→ **ABOUT THIS TASK**:
Copy out, from the data, each line containing the string "description".

INPUT DATA Start Marker

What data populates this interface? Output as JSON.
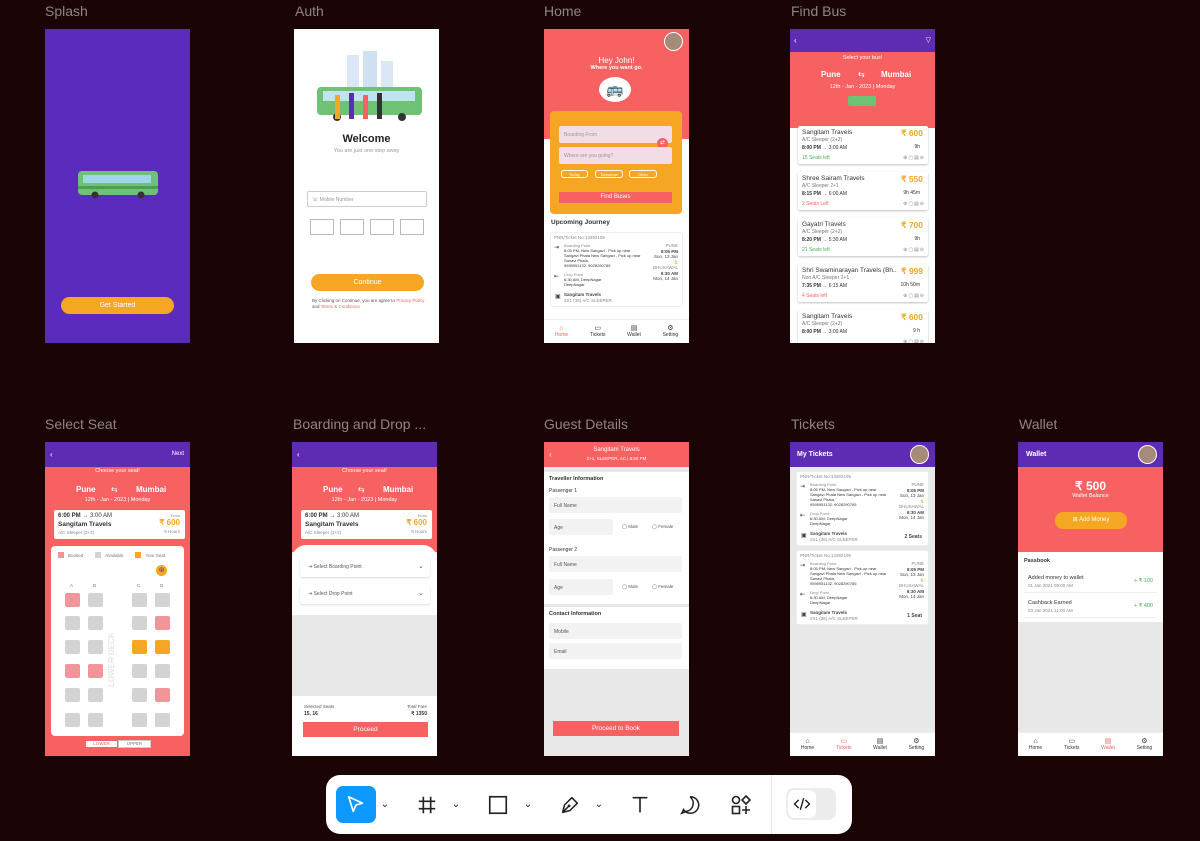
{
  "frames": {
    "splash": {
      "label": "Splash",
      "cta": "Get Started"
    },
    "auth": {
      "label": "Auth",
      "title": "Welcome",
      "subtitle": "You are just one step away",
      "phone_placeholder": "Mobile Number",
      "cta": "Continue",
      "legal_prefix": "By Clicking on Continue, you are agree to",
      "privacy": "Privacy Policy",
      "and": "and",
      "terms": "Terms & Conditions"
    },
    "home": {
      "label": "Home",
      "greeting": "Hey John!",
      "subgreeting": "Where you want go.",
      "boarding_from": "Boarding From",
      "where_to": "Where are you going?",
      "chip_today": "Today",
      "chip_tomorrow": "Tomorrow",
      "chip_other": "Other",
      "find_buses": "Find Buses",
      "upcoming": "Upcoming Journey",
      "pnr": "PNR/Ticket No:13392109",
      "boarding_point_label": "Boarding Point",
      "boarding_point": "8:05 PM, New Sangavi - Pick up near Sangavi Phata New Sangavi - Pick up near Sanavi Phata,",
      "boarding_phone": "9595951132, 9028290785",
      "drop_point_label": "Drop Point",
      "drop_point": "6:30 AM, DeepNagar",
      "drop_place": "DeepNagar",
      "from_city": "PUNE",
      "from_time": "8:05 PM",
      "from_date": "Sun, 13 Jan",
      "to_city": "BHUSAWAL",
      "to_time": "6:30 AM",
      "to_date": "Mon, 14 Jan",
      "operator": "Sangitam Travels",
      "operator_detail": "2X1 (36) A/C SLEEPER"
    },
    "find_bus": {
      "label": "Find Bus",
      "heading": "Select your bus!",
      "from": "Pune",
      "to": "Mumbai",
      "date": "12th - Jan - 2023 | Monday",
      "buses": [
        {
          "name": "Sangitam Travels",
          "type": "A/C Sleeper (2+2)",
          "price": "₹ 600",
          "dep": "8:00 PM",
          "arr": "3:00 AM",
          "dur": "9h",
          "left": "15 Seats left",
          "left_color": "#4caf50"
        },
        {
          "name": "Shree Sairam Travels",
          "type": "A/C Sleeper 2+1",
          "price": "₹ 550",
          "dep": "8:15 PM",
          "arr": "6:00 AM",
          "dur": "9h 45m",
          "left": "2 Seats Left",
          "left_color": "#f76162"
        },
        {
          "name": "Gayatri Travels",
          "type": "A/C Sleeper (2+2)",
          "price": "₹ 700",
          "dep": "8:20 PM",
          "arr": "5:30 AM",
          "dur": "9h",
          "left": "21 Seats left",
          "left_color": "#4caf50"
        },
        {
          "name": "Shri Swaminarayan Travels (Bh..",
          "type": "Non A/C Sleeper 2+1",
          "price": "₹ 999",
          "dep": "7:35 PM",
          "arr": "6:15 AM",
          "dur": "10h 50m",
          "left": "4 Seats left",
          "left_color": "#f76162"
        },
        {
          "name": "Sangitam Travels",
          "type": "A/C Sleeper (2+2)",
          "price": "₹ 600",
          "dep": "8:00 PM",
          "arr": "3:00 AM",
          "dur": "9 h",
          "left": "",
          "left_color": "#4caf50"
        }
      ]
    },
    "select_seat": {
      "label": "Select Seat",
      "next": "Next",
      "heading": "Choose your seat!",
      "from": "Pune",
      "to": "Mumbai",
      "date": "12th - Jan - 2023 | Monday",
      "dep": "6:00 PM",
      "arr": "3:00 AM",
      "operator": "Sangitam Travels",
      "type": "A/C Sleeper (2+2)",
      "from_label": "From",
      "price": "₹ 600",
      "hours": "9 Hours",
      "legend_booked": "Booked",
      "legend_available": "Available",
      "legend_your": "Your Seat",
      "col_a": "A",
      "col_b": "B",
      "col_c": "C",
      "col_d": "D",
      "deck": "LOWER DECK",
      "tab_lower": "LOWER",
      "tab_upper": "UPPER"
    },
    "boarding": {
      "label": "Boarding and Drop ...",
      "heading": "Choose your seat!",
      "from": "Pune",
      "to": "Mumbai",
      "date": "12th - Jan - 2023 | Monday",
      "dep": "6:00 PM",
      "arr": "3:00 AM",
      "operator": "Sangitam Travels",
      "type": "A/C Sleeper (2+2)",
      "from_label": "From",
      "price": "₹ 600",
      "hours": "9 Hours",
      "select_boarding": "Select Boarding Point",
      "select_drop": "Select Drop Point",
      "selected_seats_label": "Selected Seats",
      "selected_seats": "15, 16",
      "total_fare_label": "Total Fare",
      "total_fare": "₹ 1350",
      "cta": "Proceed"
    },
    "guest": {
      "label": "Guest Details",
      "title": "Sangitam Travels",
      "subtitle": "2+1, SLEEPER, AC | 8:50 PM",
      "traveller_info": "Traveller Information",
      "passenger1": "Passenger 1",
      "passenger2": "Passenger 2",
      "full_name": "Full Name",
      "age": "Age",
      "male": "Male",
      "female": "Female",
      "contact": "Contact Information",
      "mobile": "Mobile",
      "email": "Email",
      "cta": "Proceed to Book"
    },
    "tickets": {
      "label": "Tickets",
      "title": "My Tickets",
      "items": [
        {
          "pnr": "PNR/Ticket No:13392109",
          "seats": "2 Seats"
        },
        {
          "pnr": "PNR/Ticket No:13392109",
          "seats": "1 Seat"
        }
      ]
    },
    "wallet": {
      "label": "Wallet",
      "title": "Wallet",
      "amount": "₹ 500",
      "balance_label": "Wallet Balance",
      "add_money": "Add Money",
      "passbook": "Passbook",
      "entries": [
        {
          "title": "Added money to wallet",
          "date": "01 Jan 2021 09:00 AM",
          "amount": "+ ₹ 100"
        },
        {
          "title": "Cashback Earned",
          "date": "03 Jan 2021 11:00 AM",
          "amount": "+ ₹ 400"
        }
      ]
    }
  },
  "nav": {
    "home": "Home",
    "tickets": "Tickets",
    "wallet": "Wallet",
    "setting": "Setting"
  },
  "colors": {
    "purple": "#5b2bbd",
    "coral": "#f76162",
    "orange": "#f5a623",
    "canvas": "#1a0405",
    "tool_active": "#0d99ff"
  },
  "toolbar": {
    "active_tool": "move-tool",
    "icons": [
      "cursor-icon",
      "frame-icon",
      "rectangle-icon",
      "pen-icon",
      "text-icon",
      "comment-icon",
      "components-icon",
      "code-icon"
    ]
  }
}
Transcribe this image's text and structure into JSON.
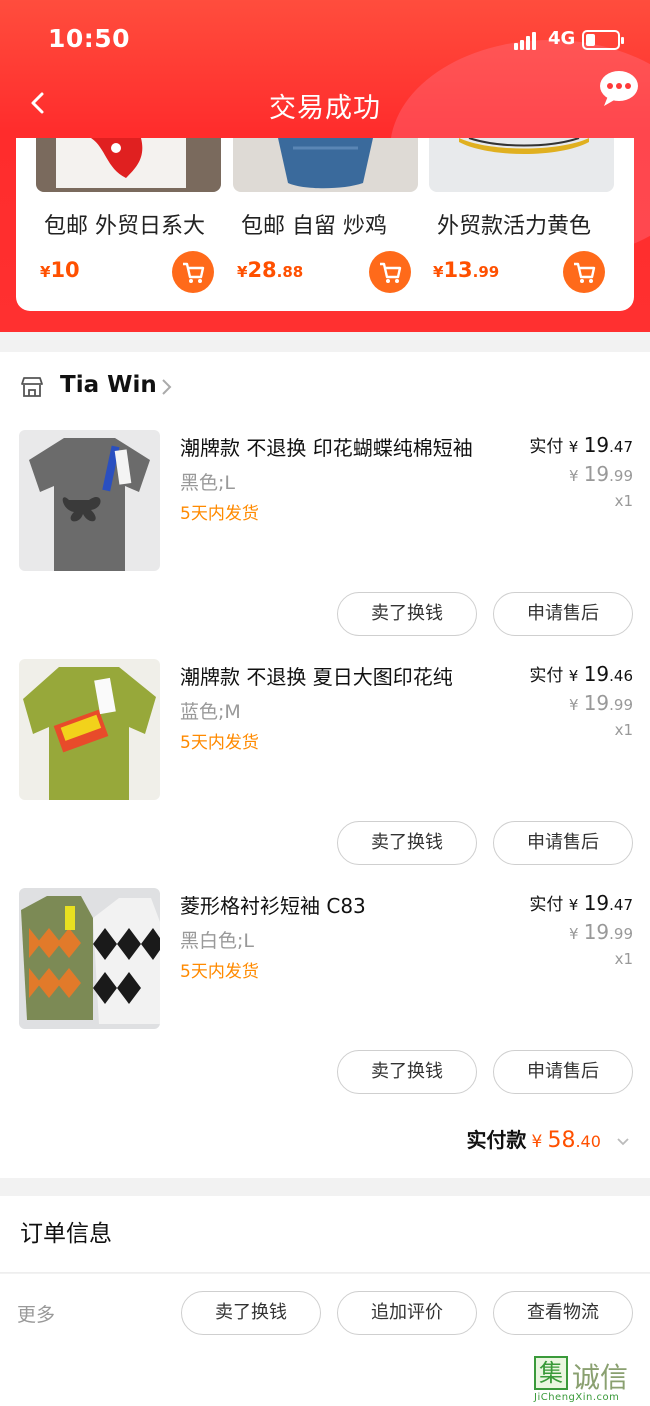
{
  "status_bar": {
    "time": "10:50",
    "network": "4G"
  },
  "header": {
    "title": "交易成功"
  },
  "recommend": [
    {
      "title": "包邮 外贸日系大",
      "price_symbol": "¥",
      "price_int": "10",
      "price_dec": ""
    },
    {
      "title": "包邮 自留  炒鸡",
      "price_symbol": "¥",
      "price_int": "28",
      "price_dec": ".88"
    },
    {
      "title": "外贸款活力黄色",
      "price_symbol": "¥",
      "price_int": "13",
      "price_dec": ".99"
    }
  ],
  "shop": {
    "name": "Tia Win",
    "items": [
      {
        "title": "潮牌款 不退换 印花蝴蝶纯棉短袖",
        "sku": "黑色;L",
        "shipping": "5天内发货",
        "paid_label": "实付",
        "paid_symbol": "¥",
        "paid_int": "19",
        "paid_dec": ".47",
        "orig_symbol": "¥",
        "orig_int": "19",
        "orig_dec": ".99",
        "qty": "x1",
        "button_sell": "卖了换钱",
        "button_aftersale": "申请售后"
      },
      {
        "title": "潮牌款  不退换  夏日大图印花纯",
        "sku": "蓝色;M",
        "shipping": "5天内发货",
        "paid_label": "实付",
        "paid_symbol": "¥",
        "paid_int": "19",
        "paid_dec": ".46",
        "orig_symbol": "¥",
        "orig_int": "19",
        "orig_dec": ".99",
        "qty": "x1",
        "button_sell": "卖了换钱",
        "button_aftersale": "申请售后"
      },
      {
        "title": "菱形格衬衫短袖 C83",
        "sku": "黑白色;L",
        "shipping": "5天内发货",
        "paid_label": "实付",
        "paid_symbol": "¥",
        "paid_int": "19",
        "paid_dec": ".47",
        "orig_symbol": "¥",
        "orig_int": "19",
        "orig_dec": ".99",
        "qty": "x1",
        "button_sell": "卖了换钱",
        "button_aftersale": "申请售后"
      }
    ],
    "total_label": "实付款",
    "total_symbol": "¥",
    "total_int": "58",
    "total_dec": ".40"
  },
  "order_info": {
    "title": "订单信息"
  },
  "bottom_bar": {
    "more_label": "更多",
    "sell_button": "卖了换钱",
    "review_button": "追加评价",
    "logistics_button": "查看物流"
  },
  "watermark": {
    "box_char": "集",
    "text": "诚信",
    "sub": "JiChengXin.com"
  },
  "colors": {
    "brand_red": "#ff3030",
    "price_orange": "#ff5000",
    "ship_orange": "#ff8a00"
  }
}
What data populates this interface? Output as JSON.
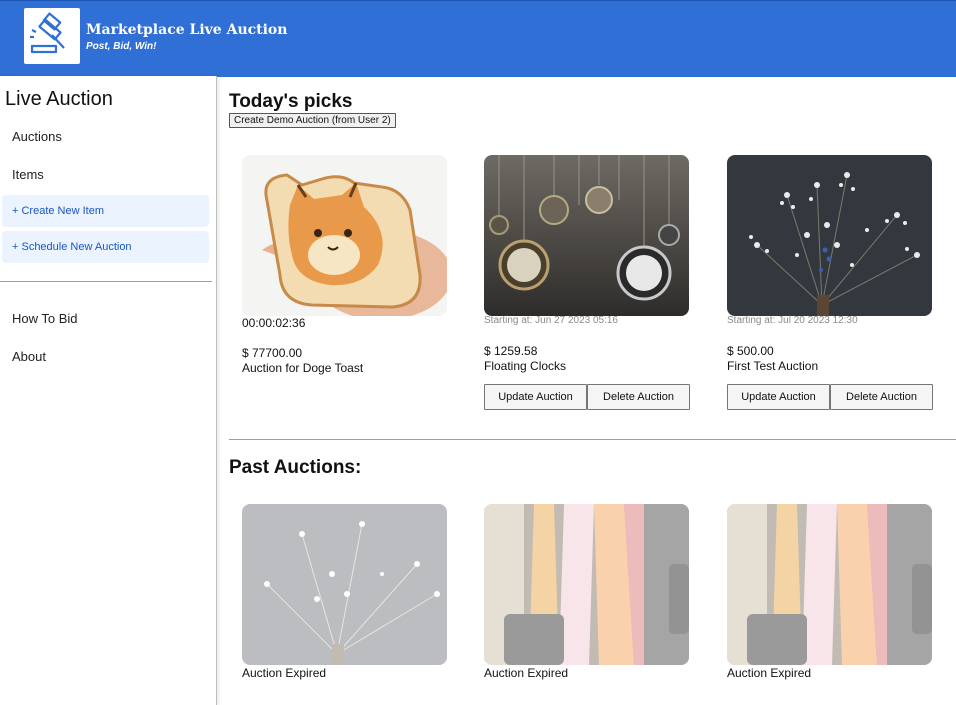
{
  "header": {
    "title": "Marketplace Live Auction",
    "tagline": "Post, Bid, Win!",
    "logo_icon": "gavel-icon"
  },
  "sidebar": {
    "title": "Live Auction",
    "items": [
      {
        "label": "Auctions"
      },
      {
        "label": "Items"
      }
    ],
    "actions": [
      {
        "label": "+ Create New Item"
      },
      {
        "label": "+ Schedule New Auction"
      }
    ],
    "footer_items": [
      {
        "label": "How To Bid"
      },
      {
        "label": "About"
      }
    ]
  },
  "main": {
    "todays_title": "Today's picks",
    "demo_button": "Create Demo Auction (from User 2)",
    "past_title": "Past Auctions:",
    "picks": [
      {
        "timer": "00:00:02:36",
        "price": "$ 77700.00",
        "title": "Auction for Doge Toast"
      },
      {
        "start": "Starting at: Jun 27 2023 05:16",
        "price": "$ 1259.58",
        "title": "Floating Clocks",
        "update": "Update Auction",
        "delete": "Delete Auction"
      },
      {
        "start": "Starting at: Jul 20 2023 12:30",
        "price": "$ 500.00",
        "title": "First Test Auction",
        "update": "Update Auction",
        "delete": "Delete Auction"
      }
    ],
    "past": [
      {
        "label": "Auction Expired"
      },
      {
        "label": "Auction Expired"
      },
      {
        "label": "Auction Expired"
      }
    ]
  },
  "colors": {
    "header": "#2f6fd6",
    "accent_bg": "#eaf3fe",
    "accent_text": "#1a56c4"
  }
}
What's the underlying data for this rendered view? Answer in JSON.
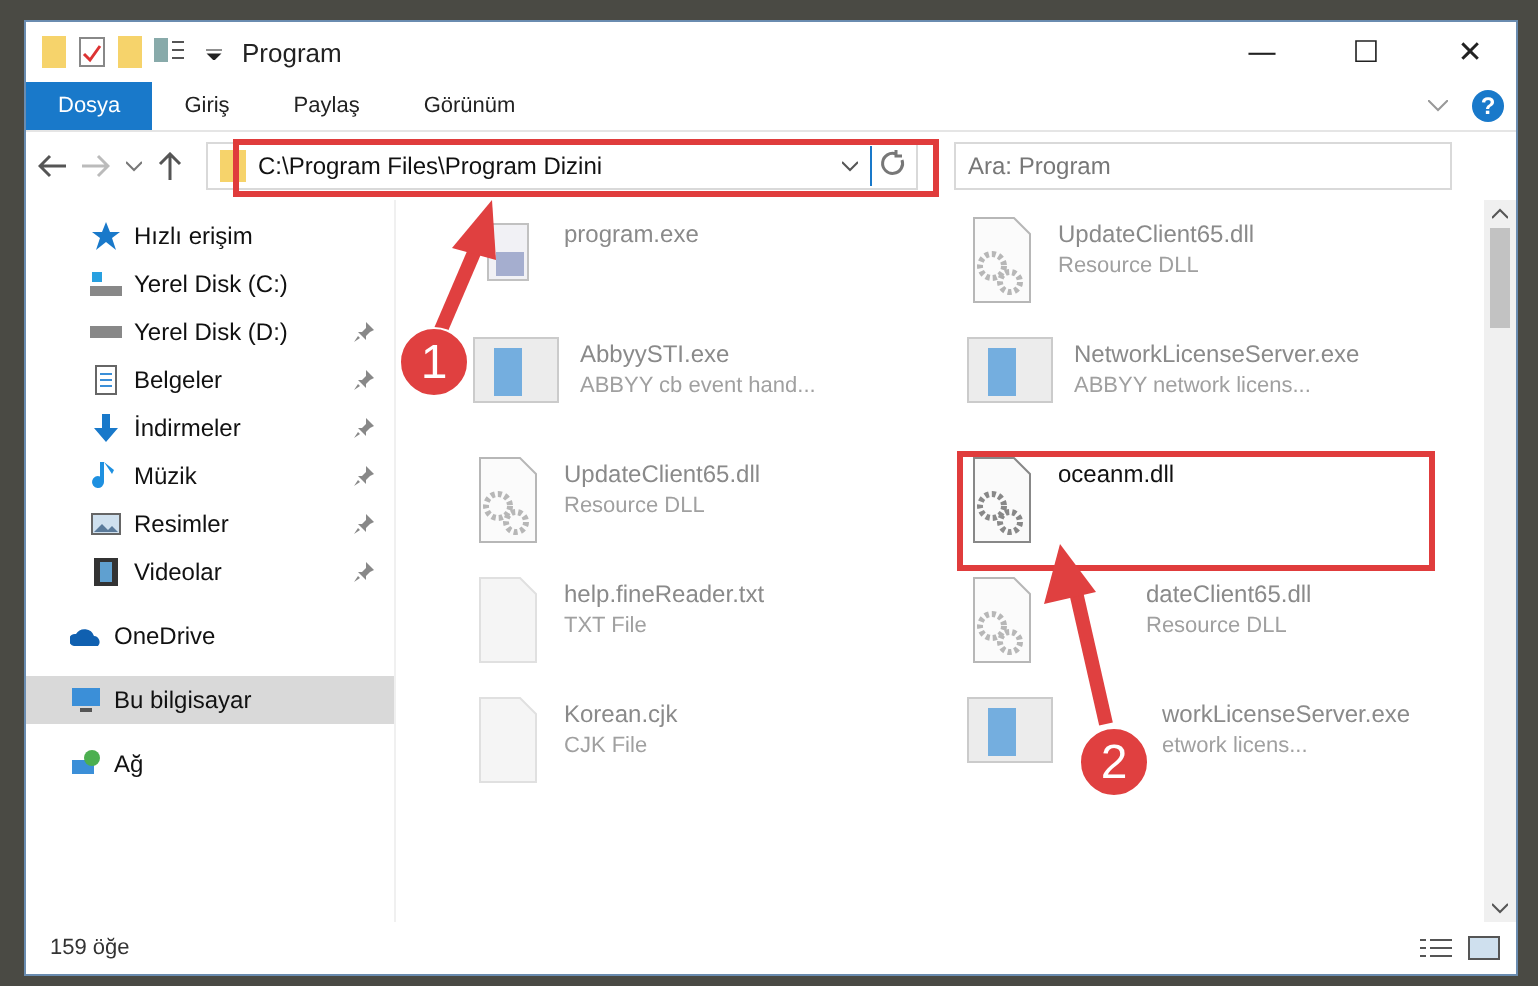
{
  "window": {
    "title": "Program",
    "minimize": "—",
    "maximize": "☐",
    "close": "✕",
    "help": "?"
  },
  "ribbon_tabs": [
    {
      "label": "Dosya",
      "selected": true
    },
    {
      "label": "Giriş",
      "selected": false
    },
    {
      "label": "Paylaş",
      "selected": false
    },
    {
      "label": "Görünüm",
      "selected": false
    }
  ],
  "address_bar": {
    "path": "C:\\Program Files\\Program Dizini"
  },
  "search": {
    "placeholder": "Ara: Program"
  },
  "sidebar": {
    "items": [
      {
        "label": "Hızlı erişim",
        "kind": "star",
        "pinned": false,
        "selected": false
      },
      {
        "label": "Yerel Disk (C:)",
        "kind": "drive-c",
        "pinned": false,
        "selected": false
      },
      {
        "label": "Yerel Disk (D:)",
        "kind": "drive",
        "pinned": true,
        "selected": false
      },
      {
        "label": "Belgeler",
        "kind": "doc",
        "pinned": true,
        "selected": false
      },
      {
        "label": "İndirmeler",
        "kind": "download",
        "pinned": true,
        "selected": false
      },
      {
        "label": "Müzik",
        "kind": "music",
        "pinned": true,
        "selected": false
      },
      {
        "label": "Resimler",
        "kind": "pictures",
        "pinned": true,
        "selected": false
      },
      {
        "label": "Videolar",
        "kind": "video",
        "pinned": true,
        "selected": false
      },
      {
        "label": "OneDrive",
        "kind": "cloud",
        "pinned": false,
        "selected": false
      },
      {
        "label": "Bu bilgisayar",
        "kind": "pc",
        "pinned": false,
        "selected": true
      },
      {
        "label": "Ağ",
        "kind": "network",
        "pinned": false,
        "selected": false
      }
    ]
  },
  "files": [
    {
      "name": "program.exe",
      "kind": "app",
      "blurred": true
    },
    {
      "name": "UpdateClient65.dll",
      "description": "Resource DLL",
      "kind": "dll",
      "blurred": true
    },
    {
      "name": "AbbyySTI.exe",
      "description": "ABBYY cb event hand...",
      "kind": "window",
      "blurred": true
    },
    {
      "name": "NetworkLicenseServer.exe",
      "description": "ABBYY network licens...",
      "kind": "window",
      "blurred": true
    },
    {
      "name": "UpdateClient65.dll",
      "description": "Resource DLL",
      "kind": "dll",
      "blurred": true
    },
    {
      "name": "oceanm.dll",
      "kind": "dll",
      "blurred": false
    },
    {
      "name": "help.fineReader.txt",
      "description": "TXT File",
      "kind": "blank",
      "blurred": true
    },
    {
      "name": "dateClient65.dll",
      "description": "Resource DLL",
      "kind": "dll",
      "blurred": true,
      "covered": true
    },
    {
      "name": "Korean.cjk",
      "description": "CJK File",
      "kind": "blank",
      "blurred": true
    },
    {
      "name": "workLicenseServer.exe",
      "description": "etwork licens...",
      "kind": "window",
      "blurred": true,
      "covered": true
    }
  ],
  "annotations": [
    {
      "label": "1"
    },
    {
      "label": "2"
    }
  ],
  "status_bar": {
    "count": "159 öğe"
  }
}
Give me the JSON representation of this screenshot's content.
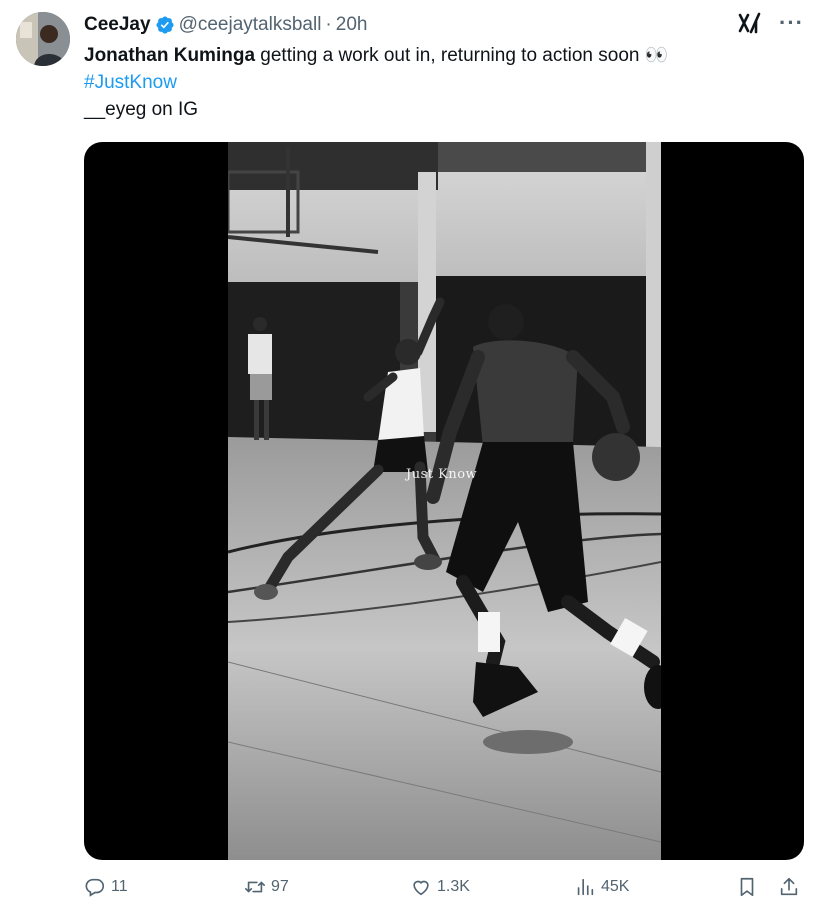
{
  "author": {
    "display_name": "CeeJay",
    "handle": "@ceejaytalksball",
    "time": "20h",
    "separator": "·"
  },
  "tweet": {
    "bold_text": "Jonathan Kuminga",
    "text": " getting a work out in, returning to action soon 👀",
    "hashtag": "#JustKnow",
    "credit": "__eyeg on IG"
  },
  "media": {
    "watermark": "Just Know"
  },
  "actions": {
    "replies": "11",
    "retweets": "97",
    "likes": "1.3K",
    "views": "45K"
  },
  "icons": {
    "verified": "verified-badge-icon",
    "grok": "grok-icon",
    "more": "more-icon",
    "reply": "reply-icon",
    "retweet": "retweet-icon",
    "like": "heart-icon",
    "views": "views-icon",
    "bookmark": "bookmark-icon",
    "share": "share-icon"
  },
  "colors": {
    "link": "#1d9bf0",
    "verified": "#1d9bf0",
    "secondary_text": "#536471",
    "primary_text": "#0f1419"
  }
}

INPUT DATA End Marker

→ **RESULT BELOW**:
      "description": "Resource DLL",
      "description": "ABBYY cb event hand...",
      "description": "ABBYY network licens...",
      "description": "Resource DLL",
      "description": "TXT File",
      "description": "Resource DLL",
      "description": "CJK File",
      "description": "etwork licens...",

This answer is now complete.